(Component data from apps and pages)
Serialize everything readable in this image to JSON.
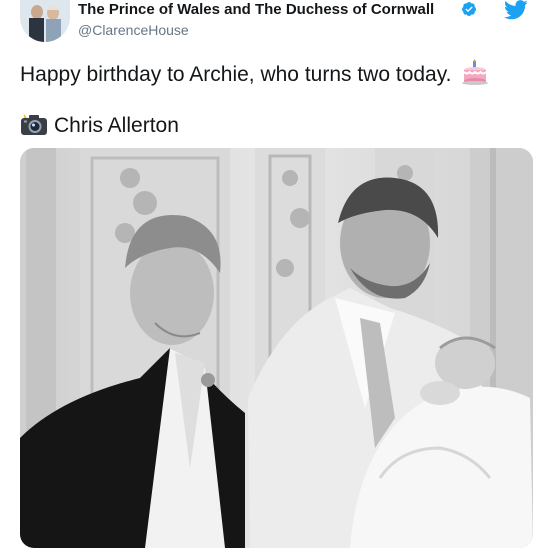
{
  "tweet": {
    "display_name": "The Prince of Wales and The Duchess of Cornwall",
    "handle": "@ClarenceHouse",
    "text": "Happy birthday to Archie, who turns two today.",
    "credit": "Chris Allerton"
  },
  "icons": {
    "avatar": "profile-photo",
    "verified": "verified-badge-icon",
    "logo": "twitter-bird-icon",
    "cake": "birthday-cake-emoji",
    "camera": "camera-with-flash-emoji"
  },
  "colors": {
    "text": "#14171a",
    "handle": "#657786",
    "brand_blue": "#1da1f2"
  }
}
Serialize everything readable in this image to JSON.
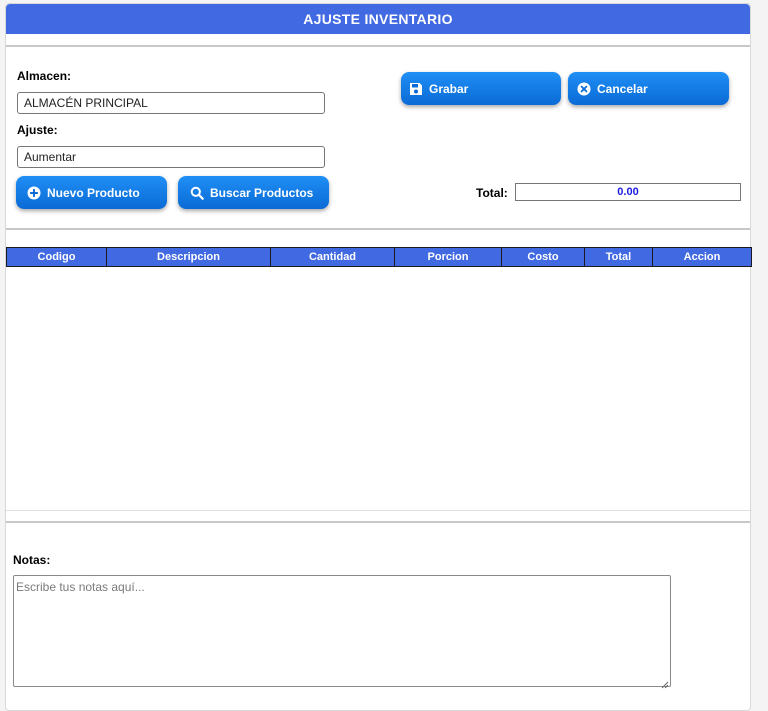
{
  "title": "AJUSTE INVENTARIO",
  "form": {
    "almacen_label": "Almacen:",
    "almacen_value": "ALMACÉN PRINCIPAL",
    "ajuste_label": "Ajuste:",
    "ajuste_value": "Aumentar",
    "total_label": "Total:",
    "total_value": "0.00"
  },
  "buttons": {
    "grabar": "Grabar",
    "cancelar": "Cancelar",
    "nuevo_producto": "Nuevo Producto",
    "buscar_productos": "Buscar Productos"
  },
  "table": {
    "columns": [
      "Codigo",
      "Descripcion",
      "Cantidad",
      "Porcion",
      "Costo",
      "Total",
      "Accion"
    ],
    "rows": []
  },
  "notes": {
    "label": "Notas:",
    "placeholder": "Escribe tus notas aquí..."
  },
  "icons": {
    "grabar": "save-icon",
    "cancelar": "close-circle-icon",
    "nuevo_producto": "plus-circle-icon",
    "buscar_productos": "search-icon"
  },
  "colors": {
    "header": "#4169e1",
    "button": "#0a6ad6",
    "total_text": "#1a1ae6"
  }
}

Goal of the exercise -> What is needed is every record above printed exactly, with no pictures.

Written reply ->
Serialize everything readable in this image to JSON.
{
  "tweet": {
    "display_name": "The Prince of Wales and The Duchess of Cornwall",
    "handle": "@ClarenceHouse",
    "text": "Happy birthday to Archie, who turns two today.",
    "credit": "Chris Allerton"
  },
  "icons": {
    "avatar": "profile-photo",
    "verified": "verified-badge-icon",
    "logo": "twitter-bird-icon",
    "cake": "birthday-cake-emoji",
    "camera": "camera-with-flash-emoji"
  },
  "colors": {
    "text": "#14171a",
    "handle": "#657786",
    "brand_blue": "#1da1f2"
  }
}
Serialize everything readable in this image to JSON.
{
  "title": "AJUSTE INVENTARIO",
  "form": {
    "almacen_label": "Almacen:",
    "almacen_value": "ALMACÉN PRINCIPAL",
    "ajuste_label": "Ajuste:",
    "ajuste_value": "Aumentar",
    "total_label": "Total:",
    "total_value": "0.00"
  },
  "buttons": {
    "grabar": "Grabar",
    "cancelar": "Cancelar",
    "nuevo_producto": "Nuevo Producto",
    "buscar_productos": "Buscar Productos"
  },
  "table": {
    "columns": [
      "Codigo",
      "Descripcion",
      "Cantidad",
      "Porcion",
      "Costo",
      "Total",
      "Accion"
    ],
    "rows": []
  },
  "notes": {
    "label": "Notas:",
    "placeholder": "Escribe tus notas aquí..."
  },
  "icons": {
    "grabar": "save-icon",
    "cancelar": "close-circle-icon",
    "nuevo_producto": "plus-circle-icon",
    "buscar_productos": "search-icon"
  },
  "colors": {
    "header": "#4169e1",
    "button": "#0a6ad6",
    "total_text": "#1a1ae6"
  }
}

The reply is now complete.